    • Leather Around 10% of the value of an animal at slaughter is in its skin.
    • Lecithin Nearly always produced from soya beans, though can be produced from eggs.
    • Margarines May contain animal fats, fish oils, vitamin D3, E numbers, whey, gelatine.
    • Mohair Animal derived clothing material.
    • Pasta May contain egg.
    • Pastry May contain animal fat.
    • Pepsin Enzyme from a pig’s stomach, used like rennet.
    • Pet Foods Dogs are omnivorous and can be fed on an exclusively vegetarian diet. Canned and dried dog foods are available.
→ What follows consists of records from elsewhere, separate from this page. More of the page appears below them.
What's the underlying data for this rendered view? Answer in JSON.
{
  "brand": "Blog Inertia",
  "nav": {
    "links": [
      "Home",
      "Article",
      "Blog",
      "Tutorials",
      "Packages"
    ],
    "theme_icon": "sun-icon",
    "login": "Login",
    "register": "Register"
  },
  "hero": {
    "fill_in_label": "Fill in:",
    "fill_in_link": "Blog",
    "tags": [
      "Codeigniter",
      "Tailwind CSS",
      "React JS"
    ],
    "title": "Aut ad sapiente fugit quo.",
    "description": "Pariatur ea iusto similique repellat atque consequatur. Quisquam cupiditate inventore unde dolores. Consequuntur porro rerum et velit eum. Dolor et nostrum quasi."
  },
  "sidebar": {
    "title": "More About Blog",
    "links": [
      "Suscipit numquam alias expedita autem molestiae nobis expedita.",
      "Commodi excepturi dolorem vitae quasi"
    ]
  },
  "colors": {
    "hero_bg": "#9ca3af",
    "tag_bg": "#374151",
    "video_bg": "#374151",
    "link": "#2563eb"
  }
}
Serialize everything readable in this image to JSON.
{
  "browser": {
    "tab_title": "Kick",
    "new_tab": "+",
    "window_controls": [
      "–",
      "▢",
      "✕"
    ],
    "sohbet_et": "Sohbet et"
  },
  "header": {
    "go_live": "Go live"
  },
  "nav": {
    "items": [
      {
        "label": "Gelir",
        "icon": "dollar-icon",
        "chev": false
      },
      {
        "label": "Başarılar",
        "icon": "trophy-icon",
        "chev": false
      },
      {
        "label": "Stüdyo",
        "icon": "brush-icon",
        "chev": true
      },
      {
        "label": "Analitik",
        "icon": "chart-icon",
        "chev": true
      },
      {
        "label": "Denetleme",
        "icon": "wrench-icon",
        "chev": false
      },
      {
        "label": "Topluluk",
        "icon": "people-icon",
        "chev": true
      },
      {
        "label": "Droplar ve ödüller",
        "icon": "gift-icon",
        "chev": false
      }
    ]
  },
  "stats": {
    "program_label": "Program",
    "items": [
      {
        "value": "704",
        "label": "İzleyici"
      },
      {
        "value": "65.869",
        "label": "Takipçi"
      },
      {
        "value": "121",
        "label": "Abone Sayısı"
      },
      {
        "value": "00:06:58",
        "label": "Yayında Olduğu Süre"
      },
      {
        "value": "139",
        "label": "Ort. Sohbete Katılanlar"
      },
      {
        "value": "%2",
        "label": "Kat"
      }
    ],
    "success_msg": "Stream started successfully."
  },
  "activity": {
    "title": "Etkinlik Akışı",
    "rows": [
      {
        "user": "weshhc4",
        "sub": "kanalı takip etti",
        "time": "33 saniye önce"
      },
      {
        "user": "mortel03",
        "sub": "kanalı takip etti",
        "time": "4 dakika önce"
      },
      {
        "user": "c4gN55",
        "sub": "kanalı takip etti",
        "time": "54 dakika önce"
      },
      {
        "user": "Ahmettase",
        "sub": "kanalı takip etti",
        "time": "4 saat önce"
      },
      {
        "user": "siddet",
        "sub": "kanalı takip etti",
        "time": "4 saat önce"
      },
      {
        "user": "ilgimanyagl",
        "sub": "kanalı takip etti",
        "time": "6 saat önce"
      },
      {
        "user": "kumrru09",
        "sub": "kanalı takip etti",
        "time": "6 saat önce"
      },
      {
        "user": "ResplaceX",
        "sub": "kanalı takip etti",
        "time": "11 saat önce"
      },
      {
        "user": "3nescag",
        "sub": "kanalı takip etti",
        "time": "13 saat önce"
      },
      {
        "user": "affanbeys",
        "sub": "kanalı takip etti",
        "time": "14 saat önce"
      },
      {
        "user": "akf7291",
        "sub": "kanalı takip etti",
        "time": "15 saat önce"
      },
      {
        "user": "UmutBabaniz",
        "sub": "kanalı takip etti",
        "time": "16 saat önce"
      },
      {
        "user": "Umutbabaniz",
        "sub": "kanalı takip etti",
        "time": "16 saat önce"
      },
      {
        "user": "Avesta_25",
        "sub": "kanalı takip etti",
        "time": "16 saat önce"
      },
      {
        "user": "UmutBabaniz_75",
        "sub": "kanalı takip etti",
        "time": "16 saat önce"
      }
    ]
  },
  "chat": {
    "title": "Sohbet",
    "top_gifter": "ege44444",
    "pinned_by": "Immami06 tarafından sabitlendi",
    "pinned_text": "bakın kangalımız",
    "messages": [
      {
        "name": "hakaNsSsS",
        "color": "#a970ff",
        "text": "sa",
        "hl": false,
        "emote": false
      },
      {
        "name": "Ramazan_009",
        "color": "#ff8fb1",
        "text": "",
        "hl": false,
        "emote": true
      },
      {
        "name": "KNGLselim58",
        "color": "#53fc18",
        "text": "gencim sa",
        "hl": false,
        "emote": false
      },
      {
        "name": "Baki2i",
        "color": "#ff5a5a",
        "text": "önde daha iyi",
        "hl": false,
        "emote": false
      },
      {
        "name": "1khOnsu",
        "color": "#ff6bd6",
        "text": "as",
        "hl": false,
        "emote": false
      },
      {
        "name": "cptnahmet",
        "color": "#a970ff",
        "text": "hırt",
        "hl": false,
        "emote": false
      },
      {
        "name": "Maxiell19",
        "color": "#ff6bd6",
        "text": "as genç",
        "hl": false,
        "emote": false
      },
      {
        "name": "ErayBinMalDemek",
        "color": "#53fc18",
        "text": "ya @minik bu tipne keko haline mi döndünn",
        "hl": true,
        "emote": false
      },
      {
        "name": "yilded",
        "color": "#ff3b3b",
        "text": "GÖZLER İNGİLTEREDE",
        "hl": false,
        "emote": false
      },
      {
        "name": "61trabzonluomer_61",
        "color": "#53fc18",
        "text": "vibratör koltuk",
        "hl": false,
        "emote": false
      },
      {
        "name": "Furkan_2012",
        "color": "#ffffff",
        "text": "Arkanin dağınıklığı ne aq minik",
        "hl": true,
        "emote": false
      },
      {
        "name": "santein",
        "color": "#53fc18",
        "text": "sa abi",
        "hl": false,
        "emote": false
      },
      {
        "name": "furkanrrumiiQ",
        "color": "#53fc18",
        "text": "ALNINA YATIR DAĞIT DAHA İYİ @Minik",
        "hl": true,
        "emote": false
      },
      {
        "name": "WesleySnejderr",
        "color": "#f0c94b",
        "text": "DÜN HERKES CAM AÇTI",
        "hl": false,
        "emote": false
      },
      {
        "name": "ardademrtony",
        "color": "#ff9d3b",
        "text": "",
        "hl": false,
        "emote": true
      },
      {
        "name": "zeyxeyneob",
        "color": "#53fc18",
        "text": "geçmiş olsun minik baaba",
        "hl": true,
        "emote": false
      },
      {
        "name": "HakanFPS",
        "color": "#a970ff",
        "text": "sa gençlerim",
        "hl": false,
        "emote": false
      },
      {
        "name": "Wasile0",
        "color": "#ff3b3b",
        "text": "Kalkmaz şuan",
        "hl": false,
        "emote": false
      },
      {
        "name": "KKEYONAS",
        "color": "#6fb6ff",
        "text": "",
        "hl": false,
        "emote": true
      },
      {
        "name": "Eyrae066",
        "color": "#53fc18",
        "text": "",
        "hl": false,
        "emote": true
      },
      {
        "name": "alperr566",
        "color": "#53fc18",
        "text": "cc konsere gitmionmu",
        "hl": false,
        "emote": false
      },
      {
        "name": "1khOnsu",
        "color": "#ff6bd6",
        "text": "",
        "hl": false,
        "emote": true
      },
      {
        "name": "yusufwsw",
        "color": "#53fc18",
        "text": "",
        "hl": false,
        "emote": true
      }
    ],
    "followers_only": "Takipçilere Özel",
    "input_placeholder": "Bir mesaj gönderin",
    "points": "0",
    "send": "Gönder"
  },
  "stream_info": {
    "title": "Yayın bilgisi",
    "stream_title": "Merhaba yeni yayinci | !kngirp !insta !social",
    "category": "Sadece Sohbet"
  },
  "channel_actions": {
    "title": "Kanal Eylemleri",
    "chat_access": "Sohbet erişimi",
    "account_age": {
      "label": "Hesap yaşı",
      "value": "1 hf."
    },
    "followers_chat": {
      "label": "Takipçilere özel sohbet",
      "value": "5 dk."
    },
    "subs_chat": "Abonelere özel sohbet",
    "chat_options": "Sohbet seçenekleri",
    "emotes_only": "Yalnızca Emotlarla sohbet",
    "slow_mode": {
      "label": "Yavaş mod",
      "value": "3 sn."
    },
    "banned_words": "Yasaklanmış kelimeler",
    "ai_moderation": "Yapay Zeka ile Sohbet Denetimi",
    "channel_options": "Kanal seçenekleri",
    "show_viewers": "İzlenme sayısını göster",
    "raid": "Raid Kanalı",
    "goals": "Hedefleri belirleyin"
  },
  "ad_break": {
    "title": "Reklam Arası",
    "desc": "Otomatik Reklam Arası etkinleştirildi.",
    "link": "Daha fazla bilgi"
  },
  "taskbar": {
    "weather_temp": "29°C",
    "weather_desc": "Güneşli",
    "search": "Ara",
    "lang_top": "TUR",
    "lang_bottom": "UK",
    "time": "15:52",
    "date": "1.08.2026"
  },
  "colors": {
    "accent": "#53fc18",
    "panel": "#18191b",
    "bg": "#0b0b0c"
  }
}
    • Photography All Photographic film uses gelatine and some high quality photo papers.
    • Postage Stamps In the UK, the backing glue is free from animal products.
    • Shellac An insect secretion. To be treated in a similar way to Honey.
    • Shoes Quality synthetic shoes are becoming more widely available.
    • Silk Harvesting silk used in clothing invariably causes the death of the silk worm.
    • Soap Many soaps are not vegetarian since they use animal fats and/or glycerine. Vegetable oil based soaps are quite widely available.
    • Soft Drinks Some canned Orange drinks use gelatine as a carrier for added Beta Caratine. (This would not appear on the ingredients panel).
    • Soup Watch out for the stock.
    • Spirits (alcoholic that is!) possible problems with fining and filtering.
    • Stearic Acid May be vegetarian or not.
    • Stock May contain animal fat.
    • Suet Usually made from animal fat, vegetable versions are available.
    • Sweets Look out for gelatine in boiled sweets and mints, and cochineal in boiled sweets and Smarties. (some vegetarian sweets are listed by chocolate manufacturers.)
    • Toothpaste Many brands contain glycerine.
    • Vegan The Vegan Society produces The Animal Free Shopper which lists branded products suitable for vegans.
    • Vitamins Vitamin D2 is produced by sunlight acting on bacteria, however D3 is derived from lanolin from sheeps’ wool therefore only D3 which is guaranteed sourced from wool sheared from live sheep is considered acceptable.
    • Seedling Symbol You can be sure that any products carrying the Vegetarian Society’s V symbol have been thoroughly checked to ensure they are suitable for vegetarians.
    • Whey Whey and whey powder are usually by-products of the cheese making process which mainly uses animal rennet.
    • Wine May sometimes have been fined using isinglass, dried blood, egg albumen, gelatine, chitin. Vegetarian alternatives include bentonite, kieselguhr, kaolin and silica gel. Non vintage port is fined with gelatine. (see also Alcohol)
    • Wool may not be so sheep friendly.
    • Worcester Sauce Most brands contain anchovies though vegetarian versions are commonly used in ready meals.
    • Yoghurts Some low fat yoghurts contain gelatine.